■ **Work to complete**: Type the records out again in full, exactly.

■ **Supplied data**:
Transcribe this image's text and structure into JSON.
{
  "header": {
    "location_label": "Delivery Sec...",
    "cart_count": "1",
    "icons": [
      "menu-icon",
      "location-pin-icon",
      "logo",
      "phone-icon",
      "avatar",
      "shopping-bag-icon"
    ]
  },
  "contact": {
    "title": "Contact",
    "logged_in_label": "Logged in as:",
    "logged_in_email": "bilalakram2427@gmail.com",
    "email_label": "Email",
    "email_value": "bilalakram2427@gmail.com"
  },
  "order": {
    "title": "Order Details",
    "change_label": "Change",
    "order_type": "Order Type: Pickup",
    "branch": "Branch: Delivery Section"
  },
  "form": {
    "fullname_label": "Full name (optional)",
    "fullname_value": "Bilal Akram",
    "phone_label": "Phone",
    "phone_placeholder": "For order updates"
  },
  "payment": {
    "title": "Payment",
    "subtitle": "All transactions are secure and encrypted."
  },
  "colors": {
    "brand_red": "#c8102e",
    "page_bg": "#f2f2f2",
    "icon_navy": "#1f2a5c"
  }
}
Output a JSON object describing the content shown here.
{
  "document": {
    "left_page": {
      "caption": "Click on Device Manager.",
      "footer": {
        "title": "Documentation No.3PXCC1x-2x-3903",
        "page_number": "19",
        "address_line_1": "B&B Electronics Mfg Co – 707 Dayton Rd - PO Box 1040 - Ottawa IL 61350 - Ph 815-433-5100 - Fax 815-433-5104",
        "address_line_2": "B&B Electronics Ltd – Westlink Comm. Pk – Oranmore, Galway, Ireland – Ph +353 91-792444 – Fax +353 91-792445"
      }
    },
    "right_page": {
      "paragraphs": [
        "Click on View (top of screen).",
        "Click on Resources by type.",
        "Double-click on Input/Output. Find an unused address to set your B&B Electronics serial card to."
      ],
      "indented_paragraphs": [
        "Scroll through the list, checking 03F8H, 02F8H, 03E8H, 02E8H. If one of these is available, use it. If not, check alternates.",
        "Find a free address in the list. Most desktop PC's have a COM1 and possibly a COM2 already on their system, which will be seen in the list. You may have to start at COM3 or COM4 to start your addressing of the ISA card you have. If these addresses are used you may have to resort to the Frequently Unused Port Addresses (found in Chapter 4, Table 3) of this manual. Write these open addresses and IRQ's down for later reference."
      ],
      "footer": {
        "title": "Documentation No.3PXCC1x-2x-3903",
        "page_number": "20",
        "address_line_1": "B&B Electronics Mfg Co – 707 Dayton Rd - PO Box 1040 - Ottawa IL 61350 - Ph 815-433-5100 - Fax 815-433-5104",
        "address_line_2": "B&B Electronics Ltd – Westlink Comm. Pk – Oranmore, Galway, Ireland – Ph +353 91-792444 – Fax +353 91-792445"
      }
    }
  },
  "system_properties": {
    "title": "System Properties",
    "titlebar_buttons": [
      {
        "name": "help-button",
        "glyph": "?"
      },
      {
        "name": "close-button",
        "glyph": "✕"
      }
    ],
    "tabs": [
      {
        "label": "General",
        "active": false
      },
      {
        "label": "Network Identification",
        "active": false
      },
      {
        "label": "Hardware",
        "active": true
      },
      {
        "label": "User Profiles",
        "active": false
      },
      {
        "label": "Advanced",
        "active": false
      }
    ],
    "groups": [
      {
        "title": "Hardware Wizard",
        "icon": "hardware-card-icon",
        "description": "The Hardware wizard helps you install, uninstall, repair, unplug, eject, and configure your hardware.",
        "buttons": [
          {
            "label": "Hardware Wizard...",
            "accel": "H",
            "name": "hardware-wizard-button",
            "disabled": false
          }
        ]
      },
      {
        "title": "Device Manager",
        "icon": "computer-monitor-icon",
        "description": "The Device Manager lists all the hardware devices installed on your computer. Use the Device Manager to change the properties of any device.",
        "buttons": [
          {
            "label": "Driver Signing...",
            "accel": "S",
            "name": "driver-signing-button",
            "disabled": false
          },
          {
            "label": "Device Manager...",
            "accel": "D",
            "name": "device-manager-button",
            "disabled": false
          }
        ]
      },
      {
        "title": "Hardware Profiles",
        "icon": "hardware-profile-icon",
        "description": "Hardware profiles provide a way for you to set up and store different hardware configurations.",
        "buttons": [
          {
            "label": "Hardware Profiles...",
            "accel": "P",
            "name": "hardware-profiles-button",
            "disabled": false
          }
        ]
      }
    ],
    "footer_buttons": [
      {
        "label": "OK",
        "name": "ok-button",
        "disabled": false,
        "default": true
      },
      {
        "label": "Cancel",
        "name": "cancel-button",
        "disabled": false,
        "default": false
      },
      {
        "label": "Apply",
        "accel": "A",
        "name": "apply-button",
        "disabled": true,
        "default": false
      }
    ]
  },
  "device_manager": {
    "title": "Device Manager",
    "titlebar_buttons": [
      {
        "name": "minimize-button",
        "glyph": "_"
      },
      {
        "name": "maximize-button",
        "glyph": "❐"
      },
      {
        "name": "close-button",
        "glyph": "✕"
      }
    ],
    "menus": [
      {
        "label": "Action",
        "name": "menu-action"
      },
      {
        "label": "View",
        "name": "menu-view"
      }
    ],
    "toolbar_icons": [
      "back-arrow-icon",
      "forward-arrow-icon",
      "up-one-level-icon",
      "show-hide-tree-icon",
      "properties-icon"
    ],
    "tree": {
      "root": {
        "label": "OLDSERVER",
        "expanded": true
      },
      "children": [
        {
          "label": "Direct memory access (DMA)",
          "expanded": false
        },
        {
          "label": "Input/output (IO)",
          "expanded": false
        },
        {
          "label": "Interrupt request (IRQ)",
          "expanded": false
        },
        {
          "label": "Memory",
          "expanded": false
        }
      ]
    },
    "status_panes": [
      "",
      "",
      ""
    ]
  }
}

■ **Written answer**:
Transcribe this image's text and structure into JSON.
{
  "header": {
    "location_label": "Delivery Sec...",
    "cart_count": "1",
    "icons": [
      "menu-icon",
      "location-pin-icon",
      "logo",
      "phone-icon",
      "avatar",
      "shopping-bag-icon"
    ]
  },
  "contact": {
    "title": "Contact",
    "logged_in_label": "Logged in as:",
    "logged_in_email": "bilalakram2427@gmail.com",
    "email_label": "Email",
    "email_value": "bilalakram2427@gmail.com"
  },
  "order": {
    "title": "Order Details",
    "change_label": "Change",
    "order_type": "Order Type: Pickup",
    "branch": "Branch: Delivery Section"
  },
  "form": {
    "fullname_label": "Full name (optional)",
    "fullname_value": "Bilal Akram",
    "phone_label": "Phone",
    "phone_placeholder": "For order updates"
  },
  "payment": {
    "title": "Payment",
    "subtitle": "All transactions are secure and encrypted."
  },
  "colors": {
    "brand_red": "#c8102e",
    "page_bg": "#f2f2f2",
    "icon_navy": "#1f2a5c"
  }
}
Output a JSON object describing the content shown here.
{
  "document": {
    "left_page": {
      "caption": "Click on Device Manager.",
      "footer": {
        "title": "Documentation No.3PXCC1x-2x-3903",
        "page_number": "19",
        "address_line_1": "B&B Electronics Mfg Co – 707 Dayton Rd - PO Box 1040 - Ottawa IL 61350 - Ph 815-433-5100 - Fax 815-433-5104",
        "address_line_2": "B&B Electronics Ltd – Westlink Comm. Pk – Oranmore, Galway, Ireland – Ph +353 91-792444 – Fax +353 91-792445"
      }
    },
    "right_page": {
      "paragraphs": [
        "Click on View (top of screen).",
        "Click on Resources by type.",
        "Double-click on Input/Output. Find an unused address to set your B&B Electronics serial card to."
      ],
      "indented_paragraphs": [
        "Scroll through the list, checking 03F8H, 02F8H, 03E8H, 02E8H. If one of these is available, use it. If not, check alternates.",
        "Find a free address in the list. Most desktop PC's have a COM1 and possibly a COM2 already on their system, which will be seen in the list. You may have to start at COM3 or COM4 to start your addressing of the ISA card you have. If these addresses are used you may have to resort to the Frequently Unused Port Addresses (found in Chapter 4, Table 3) of this manual. Write these open addresses and IRQ's down for later reference."
      ],
      "footer": {
        "title": "Documentation No.3PXCC1x-2x-3903",
        "page_number": "20",
        "address_line_1": "B&B Electronics Mfg Co – 707 Dayton Rd - PO Box 1040 - Ottawa IL 61350 - Ph 815-433-5100 - Fax 815-433-5104",
        "address_line_2": "B&B Electronics Ltd – Westlink Comm. Pk – Oranmore, Galway, Ireland – Ph +353 91-792444 – Fax +353 91-792445"
      }
    }
  },
  "system_properties": {
    "title": "System Properties",
    "titlebar_buttons": [
      {
        "name": "help-button",
        "glyph": "?"
      },
      {
        "name": "close-button",
        "glyph": "✕"
      }
    ],
    "tabs": [
      {
        "label": "General",
        "active": false
      },
      {
        "label": "Network Identification",
        "active": false
      },
      {
        "label": "Hardware",
        "active": true
      },
      {
        "label": "User Profiles",
        "active": false
      },
      {
        "label": "Advanced",
        "active": false
      }
    ],
    "groups": [
      {
        "title": "Hardware Wizard",
        "icon": "hardware-card-icon",
        "description": "The Hardware wizard helps you install, uninstall, repair, unplug, eject, and configure your hardware.",
        "buttons": [
          {
            "label": "Hardware Wizard...",
            "accel": "H",
            "name": "hardware-wizard-button",
            "disabled": false
          }
        ]
      },
      {
        "title": "Device Manager",
        "icon": "computer-monitor-icon",
        "description": "The Device Manager lists all the hardware devices installed on your computer. Use the Device Manager to change the properties of any device.",
        "buttons": [
          {
            "label": "Driver Signing...",
            "accel": "S",
            "name": "driver-signing-button",
            "disabled": false
          },
          {
            "label": "Device Manager...",
            "accel": "D",
            "name": "device-manager-button",
            "disabled": false
          }
        ]
      },
      {
        "title": "Hardware Profiles",
        "icon": "hardware-profile-icon",
        "description": "Hardware profiles provide a way for you to set up and store different hardware configurations.",
        "buttons": [
          {
            "label": "Hardware Profiles...",
            "accel": "P",
            "name": "hardware-profiles-button",
            "disabled": false
          }
        ]
      }
    ],
    "footer_buttons": [
      {
        "label": "OK",
        "name": "ok-button",
        "disabled": false,
        "default": true
      },
      {
        "label": "Cancel",
        "name": "cancel-button",
        "disabled": false,
        "default": false
      },
      {
        "label": "Apply",
        "accel": "A",
        "name": "apply-button",
        "disabled": true,
        "default": false
      }
    ]
  },
  "device_manager": {
    "title": "Device Manager",
    "titlebar_buttons": [
      {
        "name": "minimize-button",
        "glyph": "_"
      },
      {
        "name": "maximize-button",
        "glyph": "❐"
      },
      {
        "name": "close-button",
        "glyph": "✕"
      }
    ],
    "menus": [
      {
        "label": "Action",
        "name": "menu-action"
      },
      {
        "label": "View",
        "name": "menu-view"
      }
    ],
    "toolbar_icons": [
      "back-arrow-icon",
      "forward-arrow-icon",
      "up-one-level-icon",
      "show-hide-tree-icon",
      "properties-icon"
    ],
    "tree": {
      "root": {
        "label": "OLDSERVER",
        "expanded": true
      },
      "children": [
        {
          "label": "Direct memory access (DMA)",
          "expanded": false
        },
        {
          "label": "Input/output (IO)",
          "expanded": false
        },
        {
          "label": "Interrupt request (IRQ)",
          "expanded": false
        },
        {
          "label": "Memory",
          "expanded": false
        }
      ]
    },
    "status_panes": [
      "",
      "",
      ""
    ]
  }
}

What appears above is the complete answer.